Grandma’s cancer was cured by drinking seaweed extract, you say? Well test that hypothesis! Take some cancer patients and do a study. Give some of them the seaweed extract, and don’t given any to the control group. Instead, feed them a placebo of green Kool-aid, or whatever. Now, write down what happens. Oh, the seaweed didn’t actually cure anyone with cancer and they all died alongside the Kool-aid victims? Well then, it’s not likely Grandma’s daily dose of seaweed extract saved her from her hideous bout of cancer. Prayer, seaweed extract, same difference. Both are failed hypothesis.
When a theist claims their God transcends all, this means that their experience is void, because there would be no feasible way to test the claims of their experience(s) against this transcendent God. In other words, they have obscured their definition of God so much that it has become unfalsifiable.
Ergo, the theist could never know if their claims about God were real or imagined. Unable to know anything about God, his existence, or how he interacts with us means to talk about God at all would prove meaningless. Belief in God is therefore meaningless.
In conclusion, Type II cognitive errors seem to be the basis for shifting theological opinions, which, in turn, lead the believer to generate varying definitions of God. I contend that this, followed to its rational conclusion, means that definitions of God will perpetually be shifting and generated anew as the brain continues making Type II errors. Definitions of God being superfluous, Ignosticism states that in order for the definition of God to be meaningful, or experience to be comprehensible, a coherent description of God must be provided.
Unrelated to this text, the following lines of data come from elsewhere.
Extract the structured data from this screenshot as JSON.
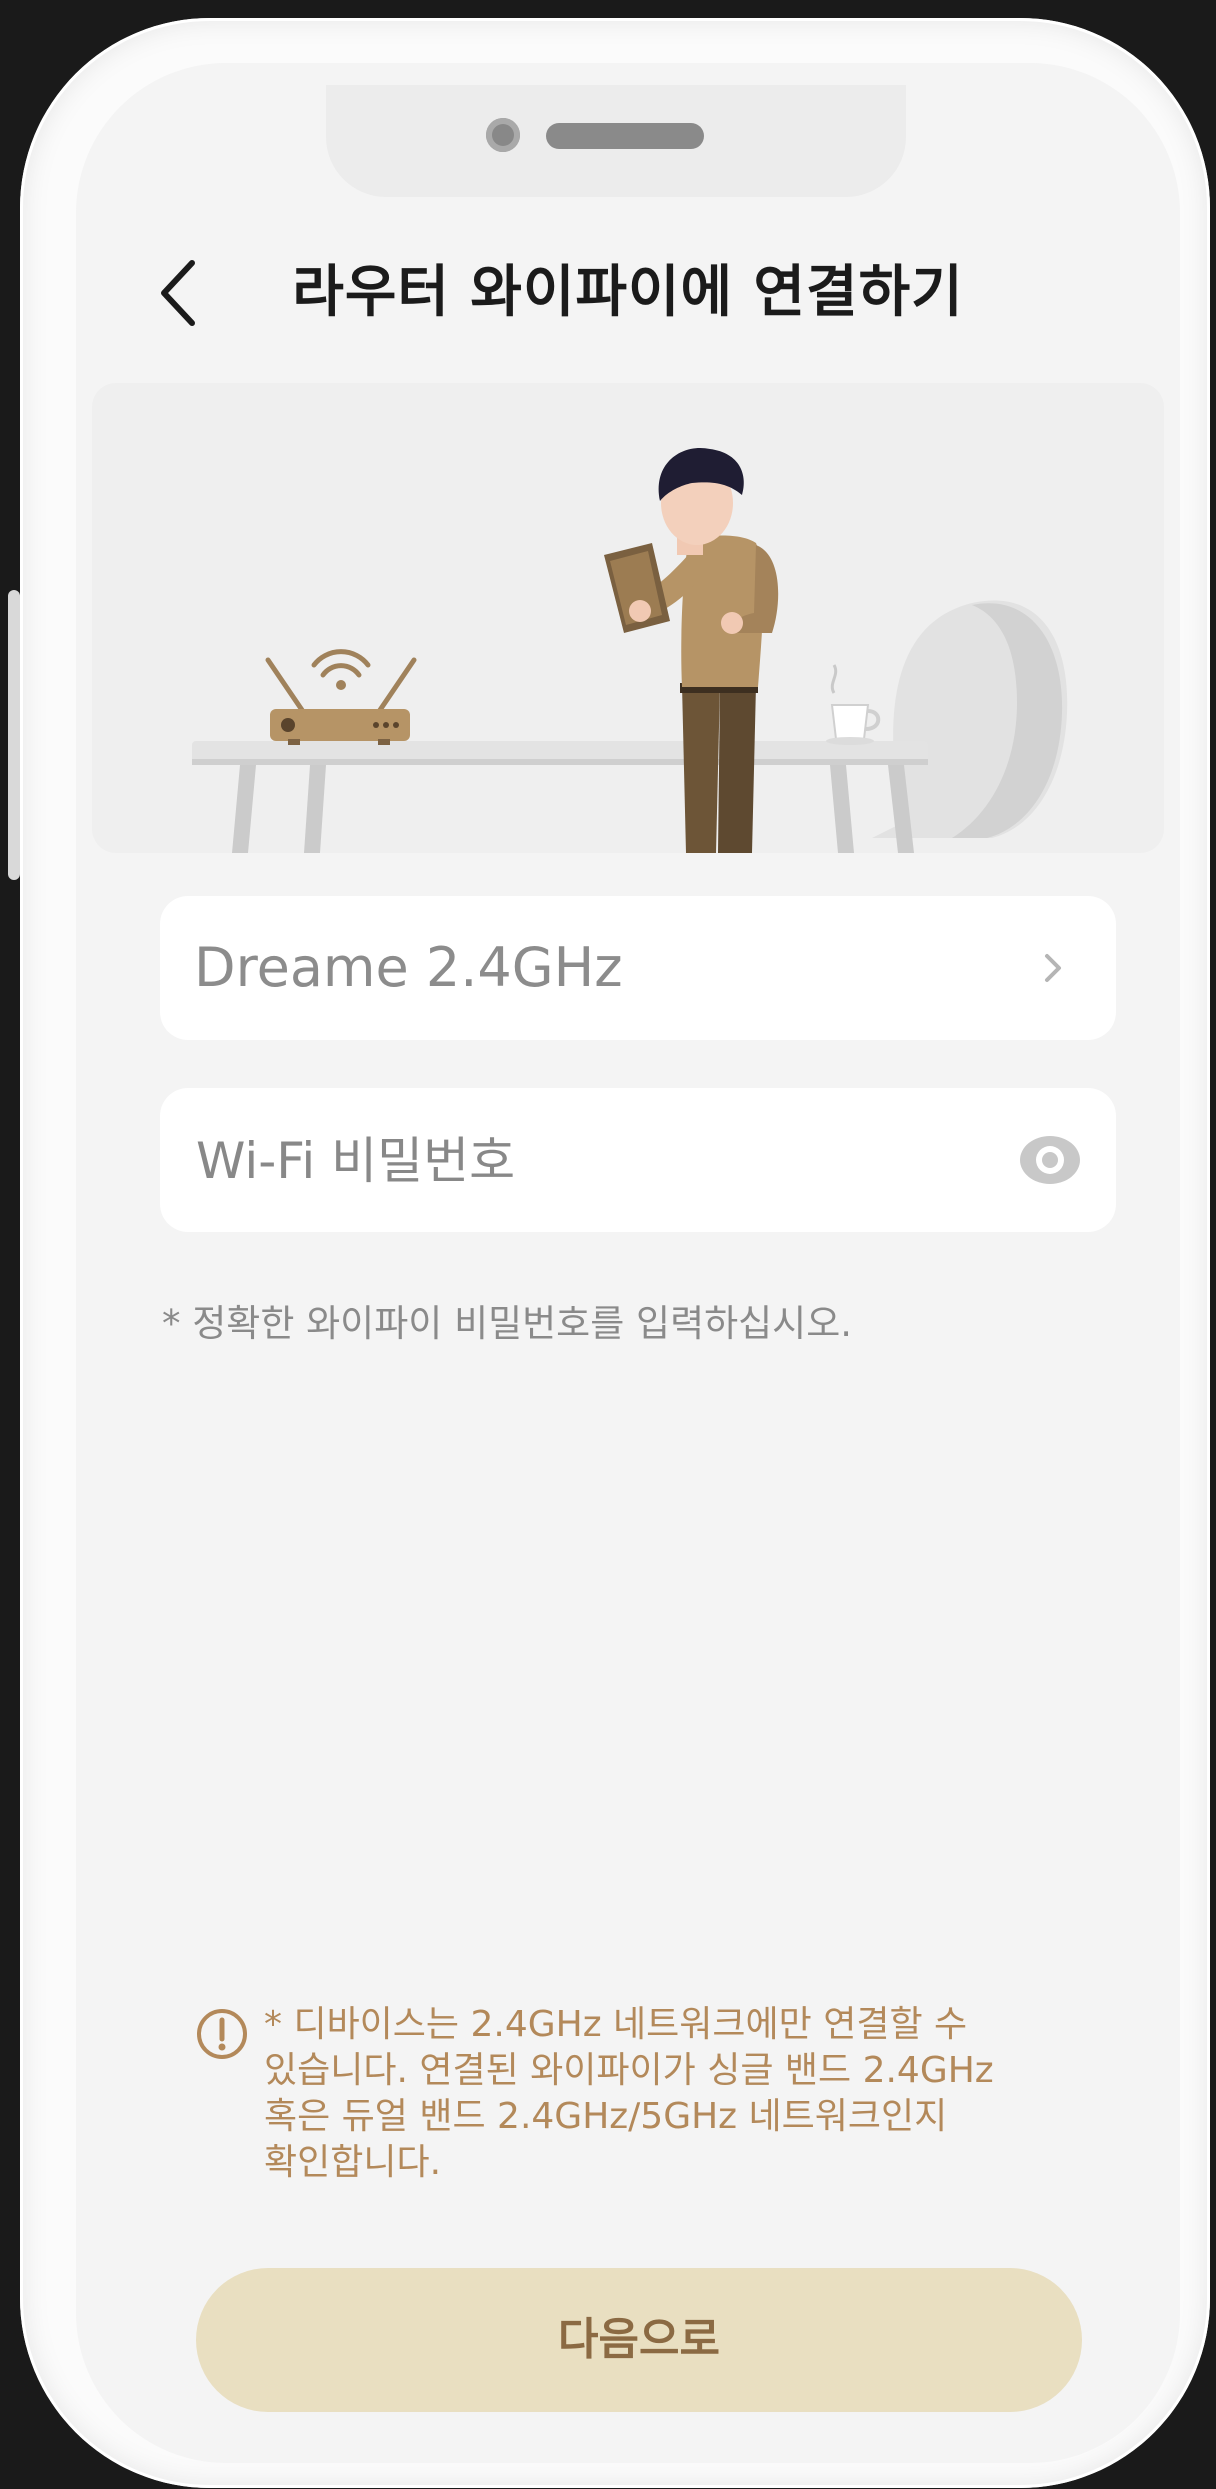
{
  "header": {
    "title": "라우터 와이파이에 연결하기"
  },
  "wifi": {
    "ssid": "Dreame 2.4GHz"
  },
  "password": {
    "placeholder": "Wi-Fi 비밀번호",
    "value": ""
  },
  "hint": "* 정확한 와이파이 비밀번호를 입력하십시오.",
  "notice": "* 디바이스는 2.4GHz 네트워크에만 연결할 수\n있습니다. 연결된 와이파이가 싱글 밴드 2.4GHz\n혹은 듀얼 밴드 2.4GHz/5GHz 네트워크인지\n확인합니다.",
  "next_button": "다음으로",
  "icons": {
    "back": "chevron-left-icon",
    "select": "chevron-right-icon",
    "visibility": "eye-icon",
    "notice": "exclamation-circle-icon"
  },
  "colors": {
    "accent": "#b3895a",
    "button_bg": "#e9dfc1",
    "button_text": "#8b6a43",
    "screen_bg": "#f4f4f4"
  }
}
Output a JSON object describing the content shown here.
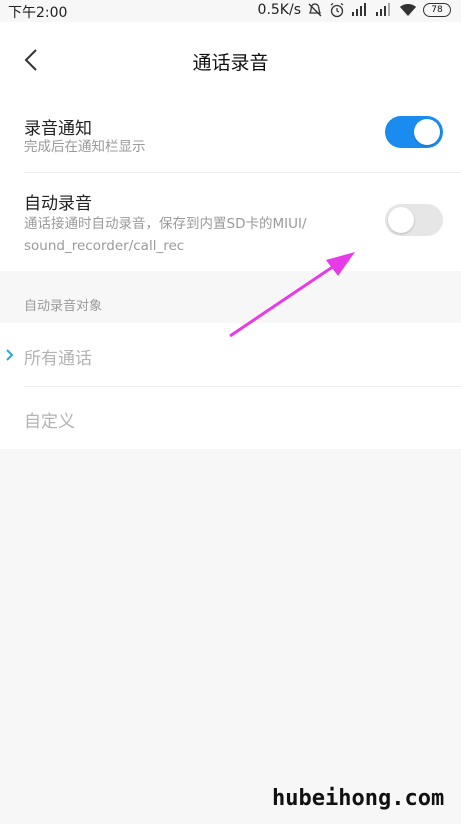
{
  "status_bar": {
    "time": "下午2:00",
    "speed": "0.5K/s",
    "battery": "78",
    "icons": [
      "mute-icon",
      "alarm-icon",
      "hd-signal-icon",
      "signal-icon",
      "wifi-icon",
      "battery-icon"
    ]
  },
  "header": {
    "title": "通话录音",
    "back_icon": "chevron-left-icon"
  },
  "settings": {
    "record_notify": {
      "title": "录音通知",
      "subtitle": "完成后在通知栏显示",
      "enabled": true
    },
    "auto_record": {
      "title": "自动录音",
      "subtitle_line1": "通话接通时自动录音，保存到内置SD卡的MIUI/",
      "subtitle_line2": "sound_recorder/call_rec",
      "enabled": false
    }
  },
  "auto_target": {
    "section_label": "自动录音对象",
    "options": [
      {
        "label": "所有通话",
        "selected": true
      },
      {
        "label": "自定义",
        "selected": false
      }
    ]
  },
  "watermark": "hubeihong.com",
  "colors": {
    "toggle_on": "#1a8cf0",
    "toggle_off": "#e6e6e6",
    "arrow": "#e83be8",
    "chevron_accent": "#2aa9e0"
  }
}
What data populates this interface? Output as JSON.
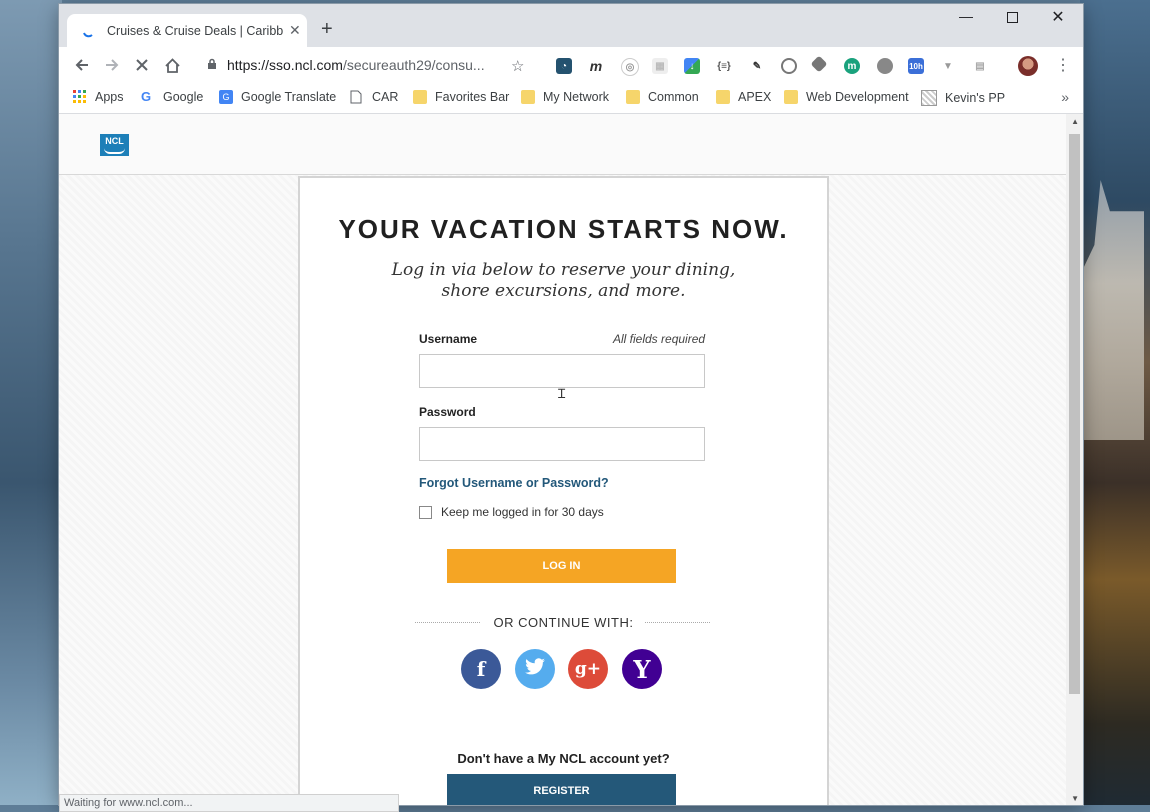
{
  "browser": {
    "tab_title": "Cruises & Cruise Deals | Caribbea",
    "url_host": "https://sso.ncl.com",
    "url_path": "/secureauth29/consu...",
    "status_text": "Waiting for www.ncl.com..."
  },
  "bookmarks": [
    {
      "label": "Apps",
      "icon": "apps-grid-icon"
    },
    {
      "label": "Google",
      "icon": "google-icon"
    },
    {
      "label": "Google Translate",
      "icon": "translate-icon"
    },
    {
      "label": "CAR",
      "icon": "page-icon"
    },
    {
      "label": "Favorites Bar",
      "icon": "folder-icon"
    },
    {
      "label": "My Network",
      "icon": "folder-icon"
    },
    {
      "label": "Common",
      "icon": "folder-icon"
    },
    {
      "label": "APEX",
      "icon": "folder-icon"
    },
    {
      "label": "Web Development",
      "icon": "folder-icon"
    },
    {
      "label": "Kevin's PP",
      "icon": "site-icon"
    }
  ],
  "page": {
    "logo_text": "NCL",
    "headline": "YOUR VACATION STARTS NOW.",
    "sub_line1": "Log in via below to reserve your dining,",
    "sub_line2": "shore excursions, and more.",
    "username_label": "Username",
    "required_note": "All fields required",
    "password_label": "Password",
    "forgot_link": "Forgot Username or Password?",
    "keep_logged": "Keep me logged in for 30 days",
    "login_button": "LOG IN",
    "or_continue": "OR CONTINUE WITH:",
    "social": [
      {
        "name": "facebook",
        "glyph": "f",
        "color": "#3b5998"
      },
      {
        "name": "twitter",
        "glyph": "🐦",
        "color": "#55acee"
      },
      {
        "name": "google-plus",
        "glyph": "g+",
        "color": "#dd4b39"
      },
      {
        "name": "yahoo",
        "glyph": "Y",
        "color": "#410093"
      }
    ],
    "no_account": "Don't have a My NCL account yet?",
    "register_button": "REGISTER"
  },
  "colors": {
    "login_orange": "#f5a524",
    "register_blue": "#245879",
    "link_blue": "#23587a",
    "ncl_blue": "#1d7fb8"
  }
}
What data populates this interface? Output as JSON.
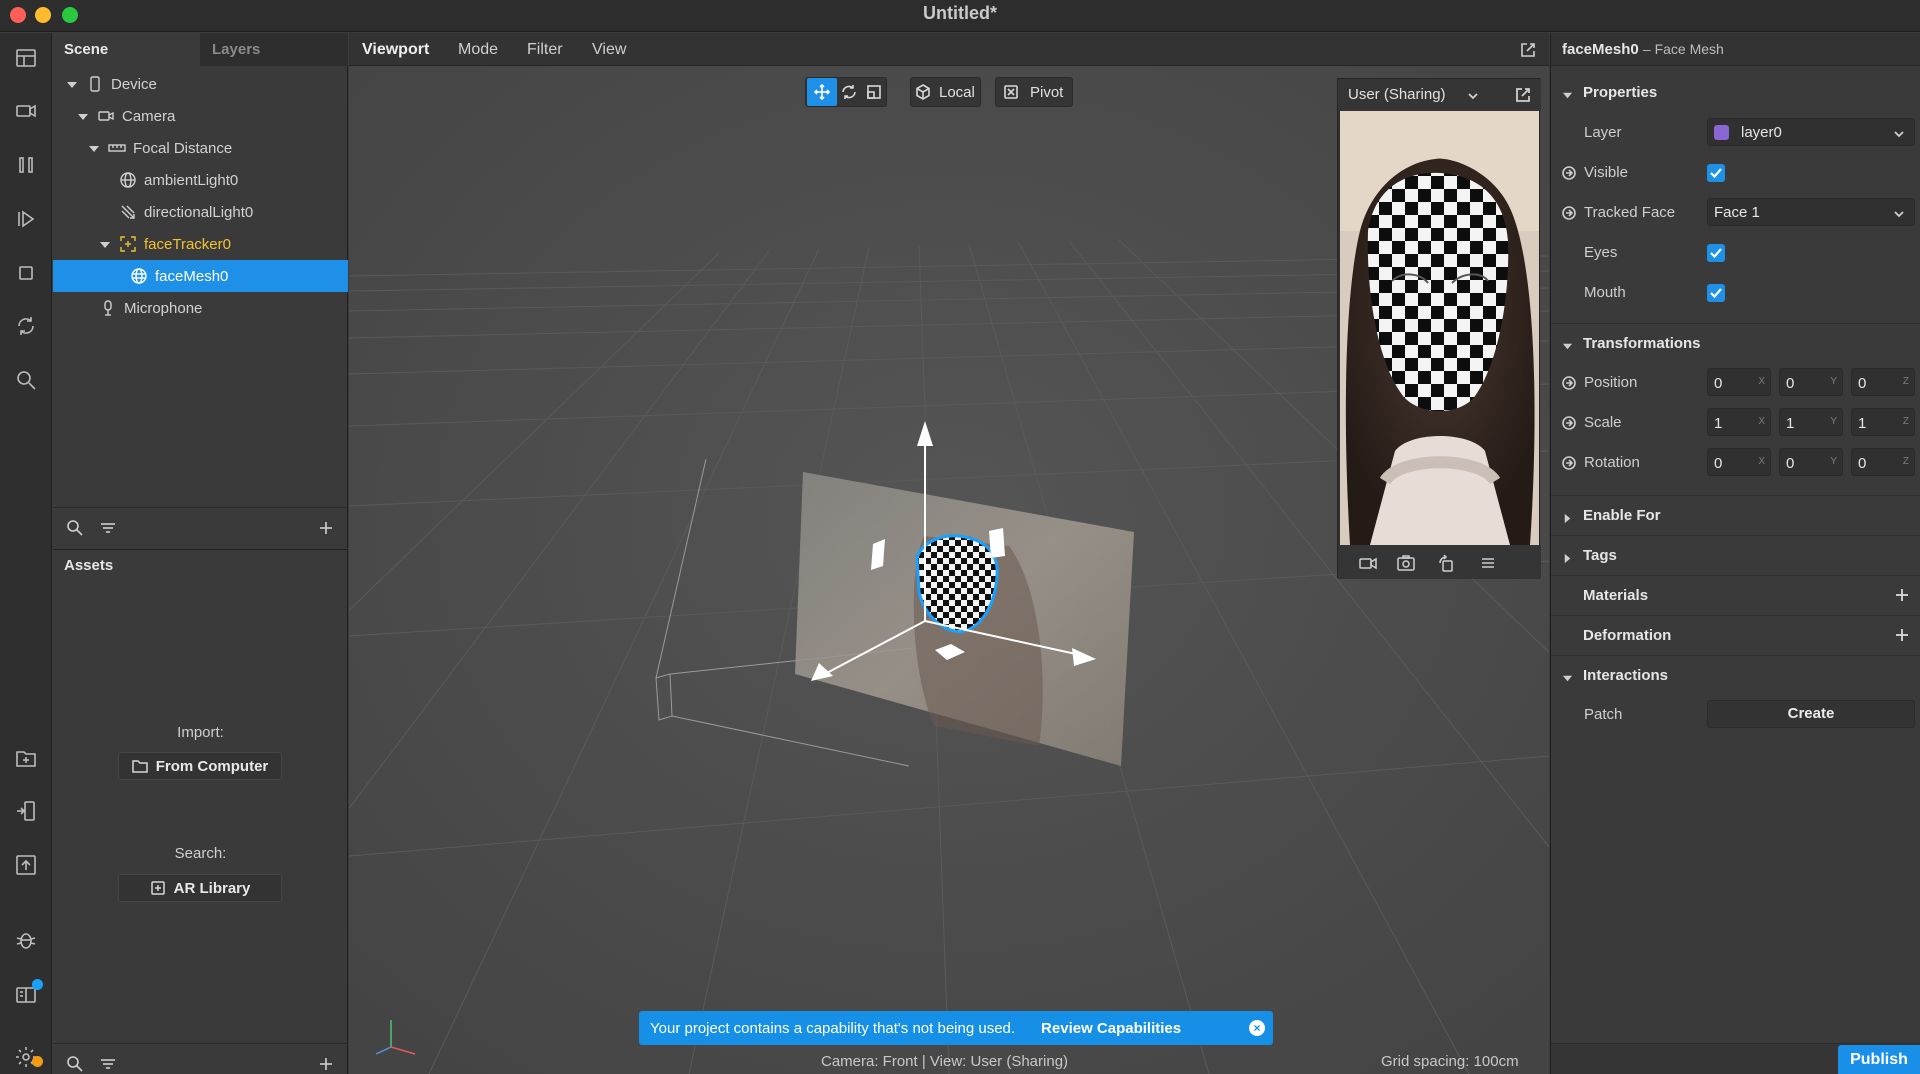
{
  "window": {
    "title": "Untitled*"
  },
  "scene_panel": {
    "tabs": [
      "Scene",
      "Layers"
    ],
    "tree": [
      {
        "label": "Device",
        "icon": "device-icon"
      },
      {
        "label": "Camera",
        "icon": "camera-icon"
      },
      {
        "label": "Focal Distance",
        "icon": "ruler-icon"
      },
      {
        "label": "ambientLight0",
        "icon": "globe-icon"
      },
      {
        "label": "directionalLight0",
        "icon": "directional-light-icon"
      },
      {
        "label": "faceTracker0",
        "icon": "face-tracker-icon",
        "color": "#f1c232"
      },
      {
        "label": "faceMesh0",
        "icon": "mesh-icon",
        "selected": true
      },
      {
        "label": "Microphone",
        "icon": "microphone-icon"
      }
    ]
  },
  "assets_panel": {
    "title": "Assets",
    "import_label": "Import:",
    "from_computer": "From Computer",
    "search_label": "Search:",
    "ar_library": "AR Library"
  },
  "viewport": {
    "menu": [
      "Viewport",
      "Mode",
      "Filter",
      "View"
    ],
    "local_label": "Local",
    "pivot_label": "Pivot",
    "preview_title": "User (Sharing)",
    "banner_message": "Your project contains a capability that's not being used.",
    "banner_action": "Review Capabilities",
    "status_camera": "Camera: Front | View: User (Sharing)",
    "status_grid": "Grid spacing: 100cm"
  },
  "inspector": {
    "object_name": "faceMesh0",
    "object_type": "– Face Mesh",
    "sections": {
      "properties": "Properties",
      "transformations": "Transformations",
      "enable_for": "Enable For",
      "tags": "Tags",
      "materials": "Materials",
      "deformation": "Deformation",
      "interactions": "Interactions"
    },
    "layer": {
      "label": "Layer",
      "value": "layer0",
      "swatch": "#8a66d4"
    },
    "visible": {
      "label": "Visible",
      "checked": true
    },
    "tracked_face": {
      "label": "Tracked Face",
      "value": "Face 1"
    },
    "eyes": {
      "label": "Eyes",
      "checked": true
    },
    "mouth": {
      "label": "Mouth",
      "checked": true
    },
    "position": {
      "label": "Position",
      "x": "0",
      "y": "0",
      "z": "0"
    },
    "scale": {
      "label": "Scale",
      "x": "1",
      "y": "1",
      "z": "1"
    },
    "rotation": {
      "label": "Rotation",
      "x": "0",
      "y": "0",
      "z": "0"
    },
    "axes": [
      "X",
      "Y",
      "Z"
    ],
    "patch": {
      "label": "Patch",
      "button": "Create"
    },
    "publish": "Publish"
  },
  "colors": {
    "accent": "#1e90e8",
    "tracker": "#f1c232",
    "banner": "#1590e6"
  }
}
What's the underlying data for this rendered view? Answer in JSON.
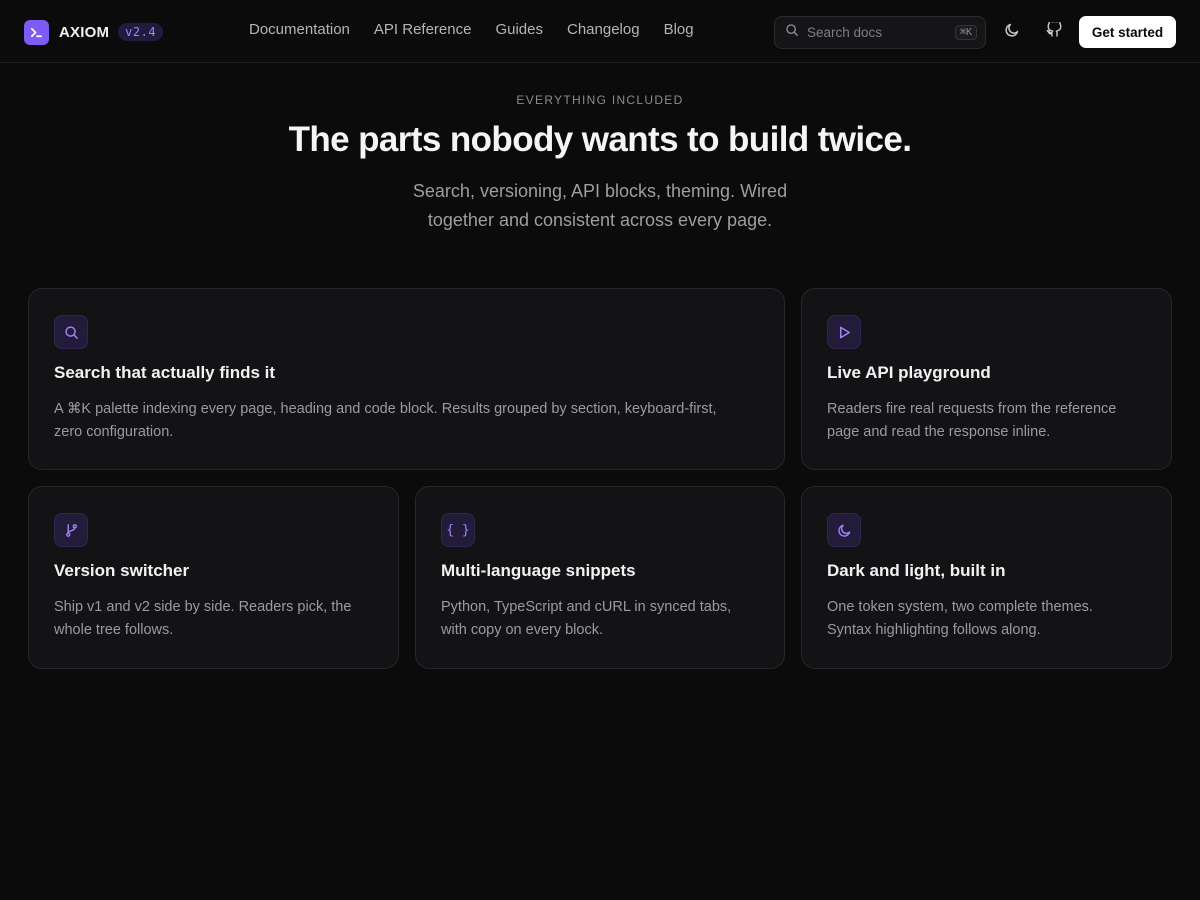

This description providing satisfactory definition, then, must digress to something falsifiable or it appears there is nothing at all to base the description on.
It is a controversial conclusion to be sure, and I would be willing to listen to any objections anyone might have, but as far as I can tell, Ignosticism remains the strongest and most devastating argument against, not only God, but all gods.
For an introduction to Type I and Type II cognitive errors and the science behind determining them I highly recommend Michael Shermer’s Believing Brain.
Rather than a hypothetical tribal community, some real anthropological case studies of superstitious beliefs in primitive tribal cultures can be found in Pascal Boyer’s Religion Explained and David Eller’s Atheism Advanced.
For more on Evolutionary theory and pigeons in Skinner boxes see Richard Dawkins’ The Greatest Show on Earth.